This summer, pink pigeon sightings have been causing quite a stir in the United Kingdom. The usually plain birds have been seen sporting rosy pink feathers from Bristol to Northumberland. And as more and more people spotted the pigeons, they looked to social media for answers on where the curiously different birds originated.
One theory was that the birds were dyed for an event, such as a wedding. Others stated the color came from a diet of pink food. Some speculated that the pigeons were of the species Nesoenas mayeri, a naturally pink pigeon. But the Nesoenas mayeri is native to Mauritius, a small island off Madagascar. It is also an endangered species, so for the rare birds to travel more than 6,000 miles would be highly unlikely.
But the mystery of the pink feathered birds may now be solved. The Bristol Post reported that an Eastville, Bristol man admitted to dying the birds. Sher Singh, 39, keeps around 100 pigeons, and noted that sometimes after he lets them out, the birds return injured. The experienced pigeon keeper said he used pink fabric dye on the pigeons to ward off and confuse predators such as falcons.
According to Royal Society for the Prevention of Cruelty to Animals (RSPCA) spokesperson Calie Rydings, using dye on birds can also be harmful if they ingest the dye.
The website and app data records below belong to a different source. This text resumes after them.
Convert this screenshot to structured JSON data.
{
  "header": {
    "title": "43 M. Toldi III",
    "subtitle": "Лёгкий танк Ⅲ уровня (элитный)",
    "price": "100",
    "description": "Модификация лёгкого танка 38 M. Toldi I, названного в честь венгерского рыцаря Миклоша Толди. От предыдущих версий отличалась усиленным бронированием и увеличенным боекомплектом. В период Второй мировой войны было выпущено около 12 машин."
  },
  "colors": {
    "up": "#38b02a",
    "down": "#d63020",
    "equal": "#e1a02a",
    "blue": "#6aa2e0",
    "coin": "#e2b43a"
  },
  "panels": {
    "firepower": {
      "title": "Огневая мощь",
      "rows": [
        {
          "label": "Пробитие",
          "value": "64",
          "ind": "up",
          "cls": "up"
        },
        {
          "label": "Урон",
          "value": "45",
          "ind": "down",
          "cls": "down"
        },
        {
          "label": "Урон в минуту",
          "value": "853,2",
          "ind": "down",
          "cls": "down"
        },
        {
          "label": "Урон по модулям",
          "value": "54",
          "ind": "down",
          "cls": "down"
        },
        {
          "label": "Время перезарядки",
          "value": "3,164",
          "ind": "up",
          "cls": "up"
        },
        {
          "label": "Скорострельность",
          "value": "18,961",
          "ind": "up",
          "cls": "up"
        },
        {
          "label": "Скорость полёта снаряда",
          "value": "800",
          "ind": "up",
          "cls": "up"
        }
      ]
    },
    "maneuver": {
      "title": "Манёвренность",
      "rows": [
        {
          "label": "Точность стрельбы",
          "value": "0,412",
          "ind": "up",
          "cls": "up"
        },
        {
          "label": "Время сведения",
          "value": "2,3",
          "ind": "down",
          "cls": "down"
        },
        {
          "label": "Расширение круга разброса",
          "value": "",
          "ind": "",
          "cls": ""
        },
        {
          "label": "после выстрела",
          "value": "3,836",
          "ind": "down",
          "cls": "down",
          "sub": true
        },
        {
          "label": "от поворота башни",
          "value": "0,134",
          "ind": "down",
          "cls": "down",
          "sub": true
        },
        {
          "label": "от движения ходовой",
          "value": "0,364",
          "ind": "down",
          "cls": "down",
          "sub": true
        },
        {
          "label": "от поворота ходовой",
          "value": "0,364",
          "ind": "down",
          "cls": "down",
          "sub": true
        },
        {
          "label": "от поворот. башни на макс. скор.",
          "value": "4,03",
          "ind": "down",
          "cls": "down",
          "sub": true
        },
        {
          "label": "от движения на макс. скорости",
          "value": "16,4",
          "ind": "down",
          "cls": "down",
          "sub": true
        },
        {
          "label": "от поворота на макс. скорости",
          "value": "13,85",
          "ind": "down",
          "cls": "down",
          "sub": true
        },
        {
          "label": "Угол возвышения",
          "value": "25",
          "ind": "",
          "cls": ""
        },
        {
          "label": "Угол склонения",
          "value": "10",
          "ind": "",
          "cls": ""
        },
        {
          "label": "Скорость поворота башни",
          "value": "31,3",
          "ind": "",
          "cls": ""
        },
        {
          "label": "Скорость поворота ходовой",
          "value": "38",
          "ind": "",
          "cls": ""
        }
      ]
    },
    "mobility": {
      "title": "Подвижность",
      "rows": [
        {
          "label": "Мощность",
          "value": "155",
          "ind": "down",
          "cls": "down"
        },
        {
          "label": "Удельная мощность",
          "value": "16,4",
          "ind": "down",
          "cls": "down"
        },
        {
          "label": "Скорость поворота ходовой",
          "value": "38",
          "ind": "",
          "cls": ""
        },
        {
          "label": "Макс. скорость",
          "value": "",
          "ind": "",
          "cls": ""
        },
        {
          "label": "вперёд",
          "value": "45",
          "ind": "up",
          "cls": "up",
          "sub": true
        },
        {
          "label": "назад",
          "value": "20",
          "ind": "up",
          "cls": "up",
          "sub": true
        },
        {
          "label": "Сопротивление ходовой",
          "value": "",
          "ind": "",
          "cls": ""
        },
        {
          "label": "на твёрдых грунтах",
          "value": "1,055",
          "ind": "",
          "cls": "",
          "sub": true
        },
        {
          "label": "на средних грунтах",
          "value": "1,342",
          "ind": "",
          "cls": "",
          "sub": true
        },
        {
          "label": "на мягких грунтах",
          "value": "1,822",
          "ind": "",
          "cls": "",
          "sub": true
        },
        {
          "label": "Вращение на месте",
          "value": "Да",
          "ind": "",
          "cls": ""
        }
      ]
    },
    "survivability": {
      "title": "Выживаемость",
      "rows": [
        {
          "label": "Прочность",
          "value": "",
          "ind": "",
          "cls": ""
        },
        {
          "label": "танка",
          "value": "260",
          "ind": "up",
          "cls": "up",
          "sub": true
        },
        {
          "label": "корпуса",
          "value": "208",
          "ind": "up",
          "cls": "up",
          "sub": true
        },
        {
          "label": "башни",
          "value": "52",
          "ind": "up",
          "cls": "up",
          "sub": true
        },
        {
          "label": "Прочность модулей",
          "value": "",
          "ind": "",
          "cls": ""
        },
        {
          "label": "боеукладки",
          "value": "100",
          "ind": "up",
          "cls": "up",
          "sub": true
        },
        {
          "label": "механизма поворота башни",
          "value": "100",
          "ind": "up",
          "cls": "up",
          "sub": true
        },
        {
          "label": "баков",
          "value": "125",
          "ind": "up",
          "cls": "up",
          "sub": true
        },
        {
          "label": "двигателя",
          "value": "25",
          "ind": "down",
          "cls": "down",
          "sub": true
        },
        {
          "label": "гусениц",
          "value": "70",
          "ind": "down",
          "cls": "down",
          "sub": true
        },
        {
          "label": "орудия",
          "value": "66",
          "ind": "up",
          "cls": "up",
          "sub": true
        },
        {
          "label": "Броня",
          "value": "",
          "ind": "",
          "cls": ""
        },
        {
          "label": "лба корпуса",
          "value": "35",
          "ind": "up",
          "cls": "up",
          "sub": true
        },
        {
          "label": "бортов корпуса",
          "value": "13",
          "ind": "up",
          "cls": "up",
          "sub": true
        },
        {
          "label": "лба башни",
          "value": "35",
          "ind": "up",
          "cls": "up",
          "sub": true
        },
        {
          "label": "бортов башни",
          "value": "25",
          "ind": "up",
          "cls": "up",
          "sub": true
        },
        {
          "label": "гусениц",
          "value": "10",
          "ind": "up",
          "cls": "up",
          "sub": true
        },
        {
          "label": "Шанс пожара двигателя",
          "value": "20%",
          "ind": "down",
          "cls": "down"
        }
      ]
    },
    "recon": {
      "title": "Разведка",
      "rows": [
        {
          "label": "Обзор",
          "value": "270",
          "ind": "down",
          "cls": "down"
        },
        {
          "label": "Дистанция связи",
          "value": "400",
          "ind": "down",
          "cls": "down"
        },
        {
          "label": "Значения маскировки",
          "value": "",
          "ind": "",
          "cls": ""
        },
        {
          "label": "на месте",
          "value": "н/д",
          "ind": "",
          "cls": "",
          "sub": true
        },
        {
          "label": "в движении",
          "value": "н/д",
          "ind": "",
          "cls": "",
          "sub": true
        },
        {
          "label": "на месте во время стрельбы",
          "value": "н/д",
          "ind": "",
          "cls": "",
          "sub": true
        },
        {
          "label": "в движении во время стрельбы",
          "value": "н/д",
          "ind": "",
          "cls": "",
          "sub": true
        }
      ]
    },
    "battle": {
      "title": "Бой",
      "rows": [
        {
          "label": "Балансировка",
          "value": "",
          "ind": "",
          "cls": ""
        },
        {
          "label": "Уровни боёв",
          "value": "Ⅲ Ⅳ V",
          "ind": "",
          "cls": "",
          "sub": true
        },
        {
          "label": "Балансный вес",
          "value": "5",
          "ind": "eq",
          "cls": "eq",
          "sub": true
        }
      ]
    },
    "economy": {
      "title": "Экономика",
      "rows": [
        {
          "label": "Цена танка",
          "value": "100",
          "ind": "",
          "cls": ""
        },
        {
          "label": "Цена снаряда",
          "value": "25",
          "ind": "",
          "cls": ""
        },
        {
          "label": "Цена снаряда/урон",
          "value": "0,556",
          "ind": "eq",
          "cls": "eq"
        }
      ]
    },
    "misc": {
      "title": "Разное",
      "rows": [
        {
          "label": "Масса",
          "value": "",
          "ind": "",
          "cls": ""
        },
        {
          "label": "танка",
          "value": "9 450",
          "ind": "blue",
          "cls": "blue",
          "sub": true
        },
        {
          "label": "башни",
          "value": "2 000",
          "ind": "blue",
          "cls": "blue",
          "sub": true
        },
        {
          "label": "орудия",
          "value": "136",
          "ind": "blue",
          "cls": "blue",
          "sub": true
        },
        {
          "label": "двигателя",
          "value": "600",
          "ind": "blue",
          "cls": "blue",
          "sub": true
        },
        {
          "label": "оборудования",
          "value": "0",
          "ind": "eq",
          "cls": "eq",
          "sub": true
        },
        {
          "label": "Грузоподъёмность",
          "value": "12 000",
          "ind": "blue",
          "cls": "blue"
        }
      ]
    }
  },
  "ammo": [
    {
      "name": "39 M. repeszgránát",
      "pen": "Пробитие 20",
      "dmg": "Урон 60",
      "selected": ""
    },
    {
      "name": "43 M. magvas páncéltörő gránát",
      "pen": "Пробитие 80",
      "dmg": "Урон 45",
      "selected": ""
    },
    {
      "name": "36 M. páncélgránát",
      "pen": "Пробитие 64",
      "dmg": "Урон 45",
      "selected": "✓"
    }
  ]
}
Once it was brought to his attention that coloring the birds could be dangerous to their health, Singh agreed to stop using fabric dye on the birds.
In the United States, it is also illegal in many states to use dye on baby chicks, ducks and rabbits, as it is considered unnecessary and cruel.